According to the available information, when the 80000 strong Mongolian army came to Merv in 1221, the son of Genghis Khan Tolui Khan is said to have spent “six days looking at the ramparts, walls, moats and minarets of the city and doubting the success of such Merv fortresses. However, intrigues and disputes among the defenders did not allow a decent defense of the city to be organized, which was cleverly used by the enemy. The consequences of the Mongolian pogrom were terrifying. According to the medieval historian Juweini, the number of killed inhabitants of Merv exceeded 1 million 300 thousand people. After this catastrophe, Merv was unable to recover for many decades.
In the XV century, the new governor of Khorasan, son of Amir Timur Shahruch, tries to revive a once great city: For this purpose, a new city fortress Abdullahan-Kala is built and populated south of Sultan-Kala, and west of it another fortress is built by another Timurid Mirza Sanjar, who later took the name of the XVIII century Turkmen ruler of the Bairamali-Khan.
Mirza Sanjar is delighted that Mirza Sanjar continues the reconstruction of Merv, the famous poet Alisher Navoi dedicated poems to this occasion. However, no one succeeded in reclaiming the glory of Merv from the time of Seljuk Sanjar. Throughout its history, the Timurid Merv has been the target of constant demands from Bukhara, Khiva and Persia. They unsuccessfully defended their claims to the city and the native Turkmen, who completely took the city at the beginning of XIX century, fortified the walls of Bairamalikhan-Kala. Soon, however, due to the destruction of the Sultanbent Dam, the city, which had to be abandoned by its inhabitants, moved 30 km to the west, where the modern city of Mary is located today.

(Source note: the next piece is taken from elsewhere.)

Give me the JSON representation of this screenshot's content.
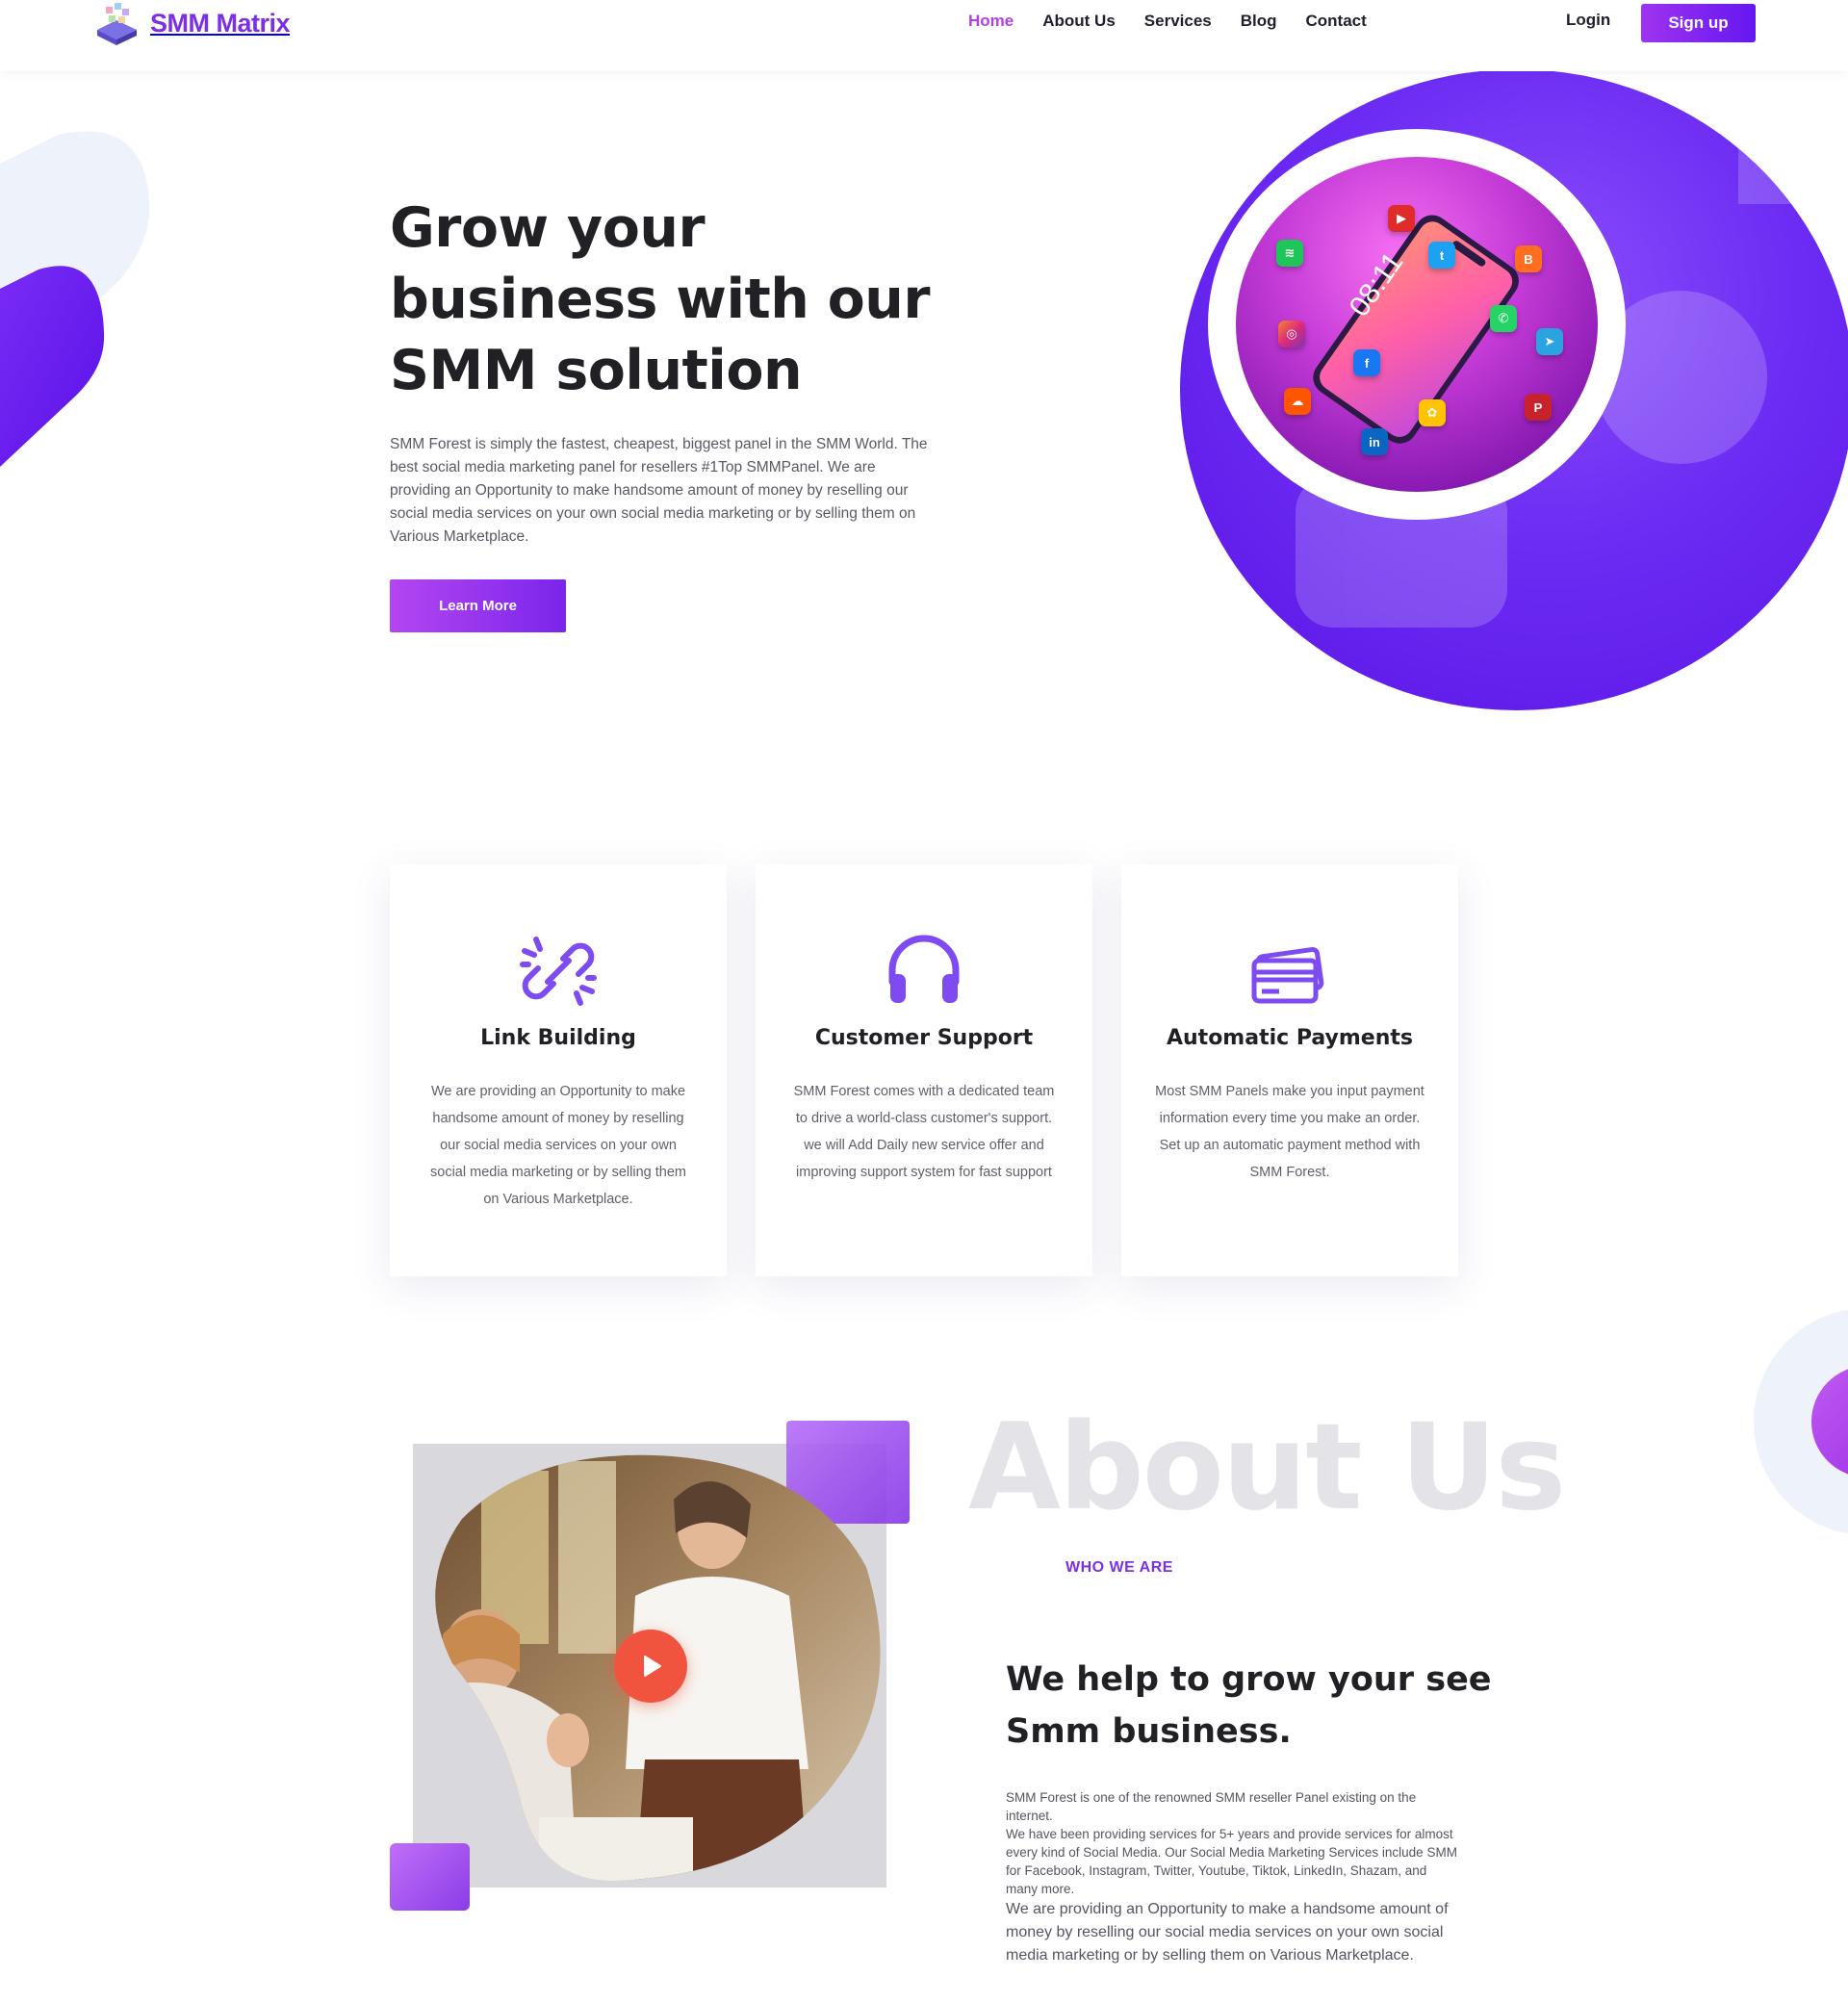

Merv, which was left in ruins, is now the largest archaeological reserve in Central Asia. It consists of several contiguous settlements from different eras, which contain information on the urban planning and material culture of the famous city from the middle of the first millennium BC to the late Middle Ages. These are the already mentioned sites of Erk-Kala, Gyaur-Kala, Sultan-Kala, Abdullahan-Kala and Bairamalikhan-Kala. In and around these sites a number of monuments from the Middle Ages have been preserved.